(Material provided begins)

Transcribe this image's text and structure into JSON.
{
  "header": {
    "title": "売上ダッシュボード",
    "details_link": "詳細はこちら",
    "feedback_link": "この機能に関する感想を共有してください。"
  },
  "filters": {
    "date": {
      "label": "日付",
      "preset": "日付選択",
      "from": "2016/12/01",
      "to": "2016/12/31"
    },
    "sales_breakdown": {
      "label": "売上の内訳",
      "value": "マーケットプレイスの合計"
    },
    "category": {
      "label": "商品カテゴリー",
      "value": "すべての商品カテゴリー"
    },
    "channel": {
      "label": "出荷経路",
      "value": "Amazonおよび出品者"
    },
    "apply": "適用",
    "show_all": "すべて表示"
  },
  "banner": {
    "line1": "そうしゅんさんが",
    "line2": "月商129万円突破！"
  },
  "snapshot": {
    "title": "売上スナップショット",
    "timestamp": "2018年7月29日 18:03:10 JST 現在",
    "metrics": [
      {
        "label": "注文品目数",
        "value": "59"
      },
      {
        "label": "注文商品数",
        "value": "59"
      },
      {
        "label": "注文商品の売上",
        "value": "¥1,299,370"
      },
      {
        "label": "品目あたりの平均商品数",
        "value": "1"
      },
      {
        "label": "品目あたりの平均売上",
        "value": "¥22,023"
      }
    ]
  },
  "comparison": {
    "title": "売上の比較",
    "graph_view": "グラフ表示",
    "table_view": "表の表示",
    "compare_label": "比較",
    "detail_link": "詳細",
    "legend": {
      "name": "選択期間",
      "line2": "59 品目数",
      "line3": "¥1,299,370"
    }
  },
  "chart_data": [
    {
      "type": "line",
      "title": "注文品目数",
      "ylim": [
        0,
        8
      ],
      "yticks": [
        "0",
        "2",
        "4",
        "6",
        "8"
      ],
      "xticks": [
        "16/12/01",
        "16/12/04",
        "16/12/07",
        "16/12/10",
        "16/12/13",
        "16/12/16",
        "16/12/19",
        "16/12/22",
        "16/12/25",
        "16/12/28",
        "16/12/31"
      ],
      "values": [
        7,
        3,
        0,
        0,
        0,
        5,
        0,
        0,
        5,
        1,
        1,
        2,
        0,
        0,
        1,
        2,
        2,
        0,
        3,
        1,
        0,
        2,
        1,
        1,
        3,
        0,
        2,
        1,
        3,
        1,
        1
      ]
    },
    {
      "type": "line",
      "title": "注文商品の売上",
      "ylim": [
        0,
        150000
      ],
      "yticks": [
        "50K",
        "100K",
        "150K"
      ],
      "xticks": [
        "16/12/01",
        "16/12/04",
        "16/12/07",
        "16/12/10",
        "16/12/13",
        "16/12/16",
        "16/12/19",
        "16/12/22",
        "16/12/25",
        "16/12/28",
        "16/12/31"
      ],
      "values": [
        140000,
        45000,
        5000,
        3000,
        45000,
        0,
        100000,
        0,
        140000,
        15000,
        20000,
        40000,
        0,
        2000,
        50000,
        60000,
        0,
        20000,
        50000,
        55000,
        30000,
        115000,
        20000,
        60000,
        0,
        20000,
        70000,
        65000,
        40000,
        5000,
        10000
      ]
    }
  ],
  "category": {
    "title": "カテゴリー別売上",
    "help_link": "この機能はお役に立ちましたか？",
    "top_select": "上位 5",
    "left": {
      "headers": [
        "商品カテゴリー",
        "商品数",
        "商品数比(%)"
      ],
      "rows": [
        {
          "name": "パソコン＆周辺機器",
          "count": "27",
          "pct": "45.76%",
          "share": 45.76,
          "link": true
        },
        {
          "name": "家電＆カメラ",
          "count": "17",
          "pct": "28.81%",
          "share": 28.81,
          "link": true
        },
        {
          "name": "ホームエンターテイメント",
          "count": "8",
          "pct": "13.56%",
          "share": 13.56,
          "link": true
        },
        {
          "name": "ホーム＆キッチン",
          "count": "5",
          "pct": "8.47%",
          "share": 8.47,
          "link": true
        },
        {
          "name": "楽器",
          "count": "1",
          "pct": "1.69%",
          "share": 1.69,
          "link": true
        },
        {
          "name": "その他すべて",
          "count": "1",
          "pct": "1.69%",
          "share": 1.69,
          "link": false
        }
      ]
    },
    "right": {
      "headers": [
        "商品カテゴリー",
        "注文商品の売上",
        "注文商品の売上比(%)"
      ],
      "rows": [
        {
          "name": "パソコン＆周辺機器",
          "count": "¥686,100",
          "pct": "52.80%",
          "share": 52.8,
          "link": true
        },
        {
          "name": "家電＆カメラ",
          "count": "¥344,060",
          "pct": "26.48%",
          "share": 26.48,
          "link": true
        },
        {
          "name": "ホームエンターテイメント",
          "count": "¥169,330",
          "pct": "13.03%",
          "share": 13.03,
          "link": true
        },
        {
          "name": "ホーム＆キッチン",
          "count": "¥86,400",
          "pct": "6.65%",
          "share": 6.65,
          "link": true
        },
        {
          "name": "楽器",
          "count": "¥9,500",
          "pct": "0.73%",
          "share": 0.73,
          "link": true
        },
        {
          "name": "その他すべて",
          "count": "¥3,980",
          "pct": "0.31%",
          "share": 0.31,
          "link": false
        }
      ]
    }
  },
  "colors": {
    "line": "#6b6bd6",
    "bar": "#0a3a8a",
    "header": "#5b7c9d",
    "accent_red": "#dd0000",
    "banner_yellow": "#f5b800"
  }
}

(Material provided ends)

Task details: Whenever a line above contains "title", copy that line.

Solution to this task:
    "title": "売上ダッシュボード",
    "title": "売上スナップショット",
    "title": "売上の比較",
      "title": "注文品目数",
      "title": "注文商品の売上",
    "title": "カテゴリー別売上",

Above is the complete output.